Struggling readers program concludes another year
Elon University professor Jean Rattigan-Rohr, right, gives a high-five to Laurie Clark. Clark’s son, Zion, received help from a university reading program, going from struggling with a D average to getting his first A in the subject.

Kim Walker / Elon University

Elon University professor Jean Rattigan-Rohr, right, gives a high-five to Laurie Clark. Clark’s son, Zion, received help from a university reading program, going from struggling with a D average to getting his first A in the subject.

By Keren Rivas, Special to the Times-News, The Times-News 12/29/11     
Reprinted with permission.

A couple of years ago, Laurie Clark noticed that her son Zion had slowed in the development of his reading skills. He had always struggled with the written word, but Clark held to the hope that the child would eventually improve on his own.

 Shortly after approaching Zion’s teachers and principal last fall with her observations, the school connected Clark with a struggling readers program hosted by Elon University. Though Clark had never heard about the program, she was willing to give it a try.

 As part of the program, parents, Alamance-Burlington School System students and future teachers in Elon’s School of Education meet at May Memorial Library in downtown Burlington six times per semester. During those sessions, Elon students diagnose reading challenges and work with parents to show them things they can do at home to help their children read during the week. They also monitor the at-home tutoring and visit classroom teachers to ensure there is consistency across the board.

 “I was speechless,” Clark said of seeing her son going from a “D” to an “A” for reading in his report card earlier this month. “It’s like a curse had been broken.”

 For Zion, the accomplishment is no small feat, either.

 “It feels good to get an A,” he said. “I never saw an A in reading before. I’m trying to get an A+ now.”

 As a reward for his efforts, Zion and 49 other children who participated in the program were treated to a $60 shopping spree at Barnes & Noble in Alamance Crossing. Students from the School of Education and volunteers were also on hand to help the children pick out books at no cost to families.
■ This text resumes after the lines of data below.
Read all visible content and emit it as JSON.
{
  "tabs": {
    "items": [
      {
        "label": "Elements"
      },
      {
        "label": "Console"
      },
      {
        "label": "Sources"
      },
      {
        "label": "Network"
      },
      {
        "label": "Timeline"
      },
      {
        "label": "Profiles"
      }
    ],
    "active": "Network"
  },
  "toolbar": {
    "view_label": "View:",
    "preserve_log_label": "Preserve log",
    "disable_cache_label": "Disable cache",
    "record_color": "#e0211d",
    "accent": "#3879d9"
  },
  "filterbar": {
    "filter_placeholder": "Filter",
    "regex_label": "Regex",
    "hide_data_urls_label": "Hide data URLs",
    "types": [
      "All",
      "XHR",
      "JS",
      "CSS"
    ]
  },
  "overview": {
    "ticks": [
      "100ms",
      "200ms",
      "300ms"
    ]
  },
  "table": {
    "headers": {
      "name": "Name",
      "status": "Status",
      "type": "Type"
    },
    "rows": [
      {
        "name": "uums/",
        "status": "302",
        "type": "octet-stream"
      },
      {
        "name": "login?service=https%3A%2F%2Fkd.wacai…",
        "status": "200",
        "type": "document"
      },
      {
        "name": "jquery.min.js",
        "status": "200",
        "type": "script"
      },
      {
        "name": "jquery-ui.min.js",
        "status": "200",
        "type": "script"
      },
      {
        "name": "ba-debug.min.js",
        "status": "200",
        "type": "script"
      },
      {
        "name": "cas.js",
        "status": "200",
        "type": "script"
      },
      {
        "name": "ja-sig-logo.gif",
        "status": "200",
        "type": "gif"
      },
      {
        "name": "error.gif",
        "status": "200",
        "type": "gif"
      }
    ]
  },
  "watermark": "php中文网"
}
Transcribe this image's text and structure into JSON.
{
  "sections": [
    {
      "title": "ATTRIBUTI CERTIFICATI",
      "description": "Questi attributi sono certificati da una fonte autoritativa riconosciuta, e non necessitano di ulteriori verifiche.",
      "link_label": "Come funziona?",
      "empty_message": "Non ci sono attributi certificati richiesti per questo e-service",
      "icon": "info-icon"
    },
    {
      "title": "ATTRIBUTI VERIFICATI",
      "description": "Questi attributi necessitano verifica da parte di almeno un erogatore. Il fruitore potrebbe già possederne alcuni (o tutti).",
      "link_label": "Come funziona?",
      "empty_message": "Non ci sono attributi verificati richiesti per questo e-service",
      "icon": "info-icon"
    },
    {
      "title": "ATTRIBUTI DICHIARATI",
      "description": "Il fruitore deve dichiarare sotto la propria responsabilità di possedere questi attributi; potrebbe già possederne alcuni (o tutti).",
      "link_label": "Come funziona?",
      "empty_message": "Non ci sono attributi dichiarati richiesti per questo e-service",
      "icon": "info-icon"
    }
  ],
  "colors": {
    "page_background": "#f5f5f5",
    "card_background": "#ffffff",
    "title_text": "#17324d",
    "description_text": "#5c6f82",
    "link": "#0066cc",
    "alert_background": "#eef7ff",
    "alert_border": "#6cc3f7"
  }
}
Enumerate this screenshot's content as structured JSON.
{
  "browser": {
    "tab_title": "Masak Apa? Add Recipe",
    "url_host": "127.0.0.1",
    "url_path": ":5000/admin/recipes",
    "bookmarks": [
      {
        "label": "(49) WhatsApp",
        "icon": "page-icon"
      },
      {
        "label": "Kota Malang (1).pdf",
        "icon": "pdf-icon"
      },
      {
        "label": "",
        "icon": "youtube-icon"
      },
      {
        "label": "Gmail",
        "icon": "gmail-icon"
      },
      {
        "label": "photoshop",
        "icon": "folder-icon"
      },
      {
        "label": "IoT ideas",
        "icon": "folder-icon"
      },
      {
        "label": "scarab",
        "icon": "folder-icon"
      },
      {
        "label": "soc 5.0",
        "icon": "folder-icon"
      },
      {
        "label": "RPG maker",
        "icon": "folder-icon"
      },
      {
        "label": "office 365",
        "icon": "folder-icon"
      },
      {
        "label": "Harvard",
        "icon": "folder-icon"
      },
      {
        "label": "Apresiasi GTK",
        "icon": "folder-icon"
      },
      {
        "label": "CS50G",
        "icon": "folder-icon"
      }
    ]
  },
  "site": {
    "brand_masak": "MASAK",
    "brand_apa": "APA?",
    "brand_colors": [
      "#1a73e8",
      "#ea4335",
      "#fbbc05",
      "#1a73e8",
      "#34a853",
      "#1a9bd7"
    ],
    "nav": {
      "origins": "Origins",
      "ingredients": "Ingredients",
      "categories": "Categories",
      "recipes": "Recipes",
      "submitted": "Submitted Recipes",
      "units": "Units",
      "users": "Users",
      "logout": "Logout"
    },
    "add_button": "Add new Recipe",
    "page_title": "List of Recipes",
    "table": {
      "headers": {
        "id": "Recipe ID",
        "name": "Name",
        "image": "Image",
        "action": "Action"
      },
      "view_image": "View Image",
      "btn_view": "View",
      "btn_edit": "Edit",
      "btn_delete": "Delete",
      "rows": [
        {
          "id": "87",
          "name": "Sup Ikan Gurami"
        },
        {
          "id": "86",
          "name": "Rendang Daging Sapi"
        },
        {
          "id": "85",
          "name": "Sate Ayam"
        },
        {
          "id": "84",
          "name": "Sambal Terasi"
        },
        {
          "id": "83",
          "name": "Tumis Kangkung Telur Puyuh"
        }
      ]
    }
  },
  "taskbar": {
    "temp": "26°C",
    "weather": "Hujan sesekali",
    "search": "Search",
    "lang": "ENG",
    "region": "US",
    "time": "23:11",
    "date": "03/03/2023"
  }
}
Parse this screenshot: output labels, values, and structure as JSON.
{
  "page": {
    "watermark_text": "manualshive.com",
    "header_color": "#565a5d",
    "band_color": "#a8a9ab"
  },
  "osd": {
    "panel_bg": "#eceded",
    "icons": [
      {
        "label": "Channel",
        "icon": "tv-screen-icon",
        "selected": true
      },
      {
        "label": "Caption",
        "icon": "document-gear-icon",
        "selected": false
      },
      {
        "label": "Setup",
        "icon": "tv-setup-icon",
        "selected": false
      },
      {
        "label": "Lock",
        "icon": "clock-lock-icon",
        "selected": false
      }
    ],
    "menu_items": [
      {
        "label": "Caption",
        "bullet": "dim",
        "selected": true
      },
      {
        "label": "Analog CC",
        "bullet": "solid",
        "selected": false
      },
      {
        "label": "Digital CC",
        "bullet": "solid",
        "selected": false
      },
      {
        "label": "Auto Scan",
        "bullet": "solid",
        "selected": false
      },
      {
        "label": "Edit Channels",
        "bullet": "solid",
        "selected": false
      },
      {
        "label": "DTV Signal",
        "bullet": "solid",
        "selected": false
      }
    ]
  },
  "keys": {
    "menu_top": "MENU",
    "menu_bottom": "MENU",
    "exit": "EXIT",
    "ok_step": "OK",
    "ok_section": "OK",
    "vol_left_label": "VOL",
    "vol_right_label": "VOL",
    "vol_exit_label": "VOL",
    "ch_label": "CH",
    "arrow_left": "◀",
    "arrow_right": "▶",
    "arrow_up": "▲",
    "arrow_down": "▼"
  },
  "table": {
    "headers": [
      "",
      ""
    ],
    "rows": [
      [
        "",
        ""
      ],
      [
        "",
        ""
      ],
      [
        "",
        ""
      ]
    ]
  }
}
 Elon Associate Professor of Education Jean Rattigan-Rohr started the “It Takes a Village” program in 2008 as part of her teaching struggling readers class. The program caught the attention of the Switzerland-based Oak Foundation, which awarded Rattigan-Rohr a $200,000 grant last year to replicate the reading program through partnerships with universities in North Carolina and Oregon.

 Locally, word about the program’s success has spread so much that she had to turn down dozens of prospective participants this semester.

 “It was heartbreaking to do that, but we really didn’t have thespace,”Rattigan-Rohrsaid.

 With the increase in numbers, past students and other volunteers have signed up as tutors. Laurie Lambert, wife of Elon University President Leo M. Lambert, is one of those volunteers, working this fall with Zion and his mother.

 “It’s been a most pleasant experience,” Lambert said as she looked over at the books Zion had picked. “We both have progressed in the program. We’ve discovered that we can all benefit from it.”

 That’s one of the key aspects, said Madelyn Pastrana, a third-grade teacher in Greensboro and former student of Rattigan-Rohr’s who continues working with the program.

 “It’s a community event,” she said. “It takes the parents, it takes the tutor and it takes the child to make it all work. Everyone benefits from it.”

 She said that as a teacher, the program has helped her to integrate parents in the teaching process, an important tool to reinforce learning. It’s also a source of innovative ideas.

 Several children who participated in this year’s program are Hispanics whose parents speak limited or no English. Rattigan-Rohr said that while many of her students spoke Spanish, they also had translators at hand to help in certain situations.

 Ary Londoño and wife, Alba Maya, were thankful for that. Their two daughters, Michelle, 8, and Liseth, 13, have been in the program since the beginning of the school year.

 “They have both progressed so much,” Londoño said in Spanish, adding that the program has been particularly beneficial for Liseth, who struggled with learning English after coming to the United States from Colombia.

 Liseth admits that at first she didn’t like reading because she didn’t know the spelling of many of the words. Now she enjoys it and plans to continue coming to the program in the future.

 “We’re very thankful to Dr. Rattigan-Rohr and the teachers,” said Maya. “It’s an excellent program. They have dedicated a lot of time to help us.”

 Rattigan-Rohr describes her program as a “clinic without borders” that succeeds in most part thanks to the“amazing goodwill” of her students and the volunteers who keep coming year after year. She said parents have asked for more meeting times and more subjects in addition to reading, adding that she is looking at ways to give the program more permanency. “It’s grown so much, we need to think about what the next step will be,” she said.

Keren Rivas is assistant director of University Relations for Academic Communications at Elon University.